After receiving complaints from constituents, a Conservative British Columbia MP says landlords should be able to decide if tenants can grow medical marijuana.
Cathy McLeod has introduced a private member's bill in the House of Commons requiring tenants in rental properties to get permission from their landlords if they want to grow medical marijuana.
"If someone's got a couple hundred thousand of their hard earned money invested, I think they have the right to provide permission or not," McLeod said.
"For the last number of years, I've had a number of constituents that have phoned into the office and they're landlords, and they've found out that there's medical grow operations happening in their homes and they . . had no idea about it, their insurance becomes invalid and they worry about the long-term repercussions," McLeod said.
"I've had people come into my office in tears," she added.
Many have poured their life savings into rental property investments, she said, but the marijuana operations have jeopardized those investments.
"They're worried about the smells, they're worried about the damage, they're worried about when they go to sell their property they have to claim is as a marijuana grow-op. People are losing their life savings."
Right now, tenants in a rental are not required to ask permission from the landlord to grow medical marijuana in the property.
If a tenant is growing medical marijuana in a rental home, the landlord's insurance will be cancelled, because medical marijuana grow-ops are considered high-risk.
In an email, Andrew McGrath from the Insurance Bureau told CBC's Go Public that "while regulations may allow for the legal growing of marijuana for medical purposes, it does not change the structural risk grow-ops pose to homes and condos."
"I don't blame insurance companies for not wanting to insure when there're no protections in place," McLeod said.
She said she has a lot of support for the bill.
"I have a huge positive response from groups across the country, from fire departments to insurance companies to real estate agents to my Conservative colleagues," McLeod said.

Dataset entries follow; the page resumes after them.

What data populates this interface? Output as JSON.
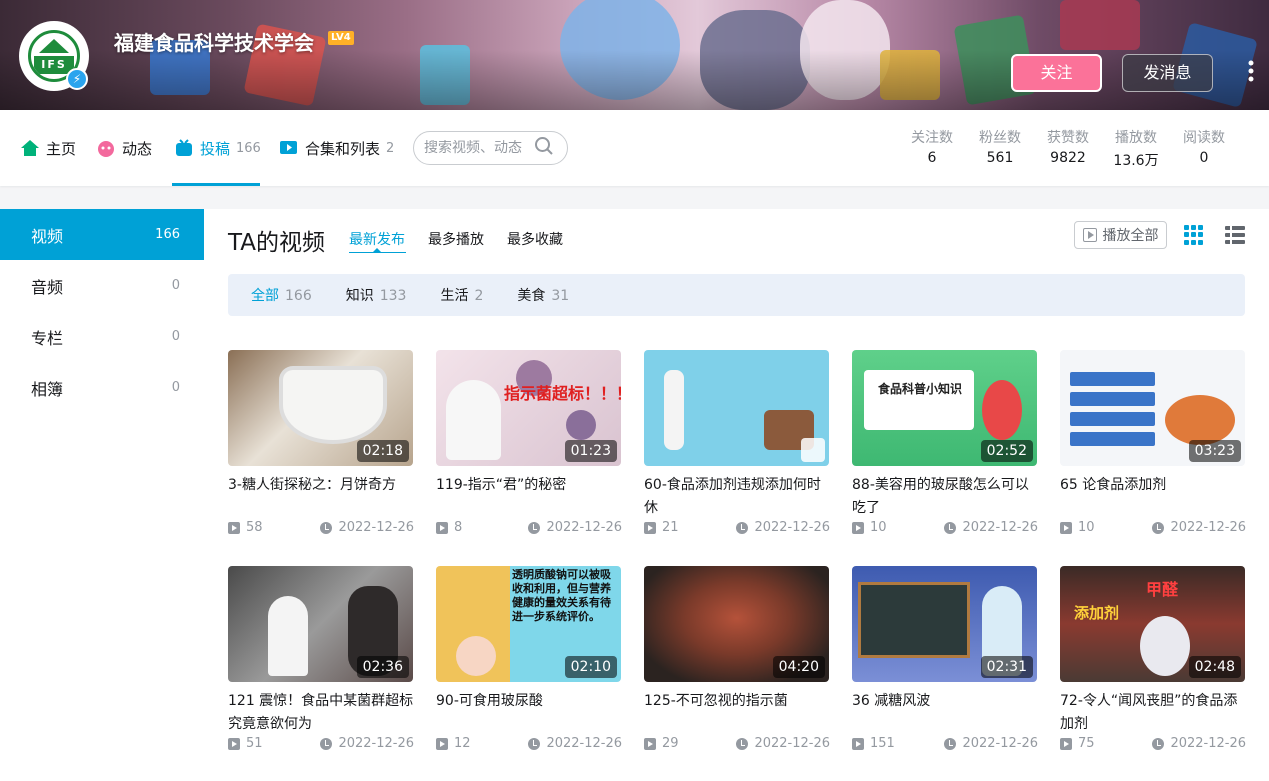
{
  "header": {
    "username": "福建食品科学技术学会",
    "level": "LV4",
    "avatar_text": "IFS",
    "follow_label": "关注",
    "message_label": "发消息",
    "more_label": "⋮"
  },
  "nav": {
    "items": [
      {
        "label": "主页",
        "count": ""
      },
      {
        "label": "动态",
        "count": ""
      },
      {
        "label": "投稿",
        "count": "166"
      },
      {
        "label": "合集和列表",
        "count": "2"
      }
    ],
    "search_placeholder": "搜索视频、动态"
  },
  "stats": [
    {
      "label": "关注数",
      "value": "6"
    },
    {
      "label": "粉丝数",
      "value": "561"
    },
    {
      "label": "获赞数",
      "value": "9822"
    },
    {
      "label": "播放数",
      "value": "13.6万"
    },
    {
      "label": "阅读数",
      "value": "0"
    }
  ],
  "sidebar": {
    "items": [
      {
        "label": "视频",
        "count": "166"
      },
      {
        "label": "音频",
        "count": "0"
      },
      {
        "label": "专栏",
        "count": "0"
      },
      {
        "label": "相簿",
        "count": "0"
      }
    ]
  },
  "main": {
    "title": "TA的视频",
    "sort": [
      "最新发布",
      "最多播放",
      "最多收藏"
    ],
    "play_all": "播放全部",
    "filters": [
      {
        "label": "全部",
        "count": "166"
      },
      {
        "label": "知识",
        "count": "133"
      },
      {
        "label": "生活",
        "count": "2"
      },
      {
        "label": "美食",
        "count": "31"
      }
    ]
  },
  "videos": [
    {
      "title": "3-糖人街探秘之：月饼奇方",
      "duration": "02:18",
      "plays": "58",
      "date": "2022-12-26"
    },
    {
      "title": "119-指示“君”的秘密",
      "duration": "01:23",
      "plays": "8",
      "date": "2022-12-26"
    },
    {
      "title": "60-食品添加剂违规添加何时休",
      "duration": "",
      "plays": "21",
      "date": "2022-12-26"
    },
    {
      "title": "88-美容用的玻尿酸怎么可以吃了",
      "duration": "02:52",
      "plays": "10",
      "date": "2022-12-26"
    },
    {
      "title": "65 论食品添加剂",
      "duration": "03:23",
      "plays": "10",
      "date": "2022-12-26"
    },
    {
      "title": "121 震惊！食品中某菌群超标究竟意欲何为",
      "duration": "02:36",
      "plays": "51",
      "date": "2022-12-26"
    },
    {
      "title": "90-可食用玻尿酸",
      "duration": "02:10",
      "plays": "12",
      "date": "2022-12-26"
    },
    {
      "title": "125-不可忽视的指示菌",
      "duration": "04:20",
      "plays": "29",
      "date": "2022-12-26"
    },
    {
      "title": "36 减糖风波",
      "duration": "02:31",
      "plays": "151",
      "date": "2022-12-26"
    },
    {
      "title": "72-令人“闻风丧胆”的食品添加剂",
      "duration": "02:48",
      "plays": "75",
      "date": "2022-12-26"
    }
  ],
  "thumb_text": {
    "t1_overlay": "指示菌超标！！！",
    "t4_overlay": "食品科普小知识",
    "t7_overlay": "透明质酸钠可以被吸收和利用，但与营养健康的量效关系有待进一步系统评价。",
    "t10_overlay_a": "甲醛",
    "t10_overlay_b": "添加剂"
  },
  "colors": {
    "accent": "#00a1d6",
    "follow": "#fb7299",
    "level_badge": "#ffb027"
  }
}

Even if the bill does not pass, it will have created a discussion around the issue, she said.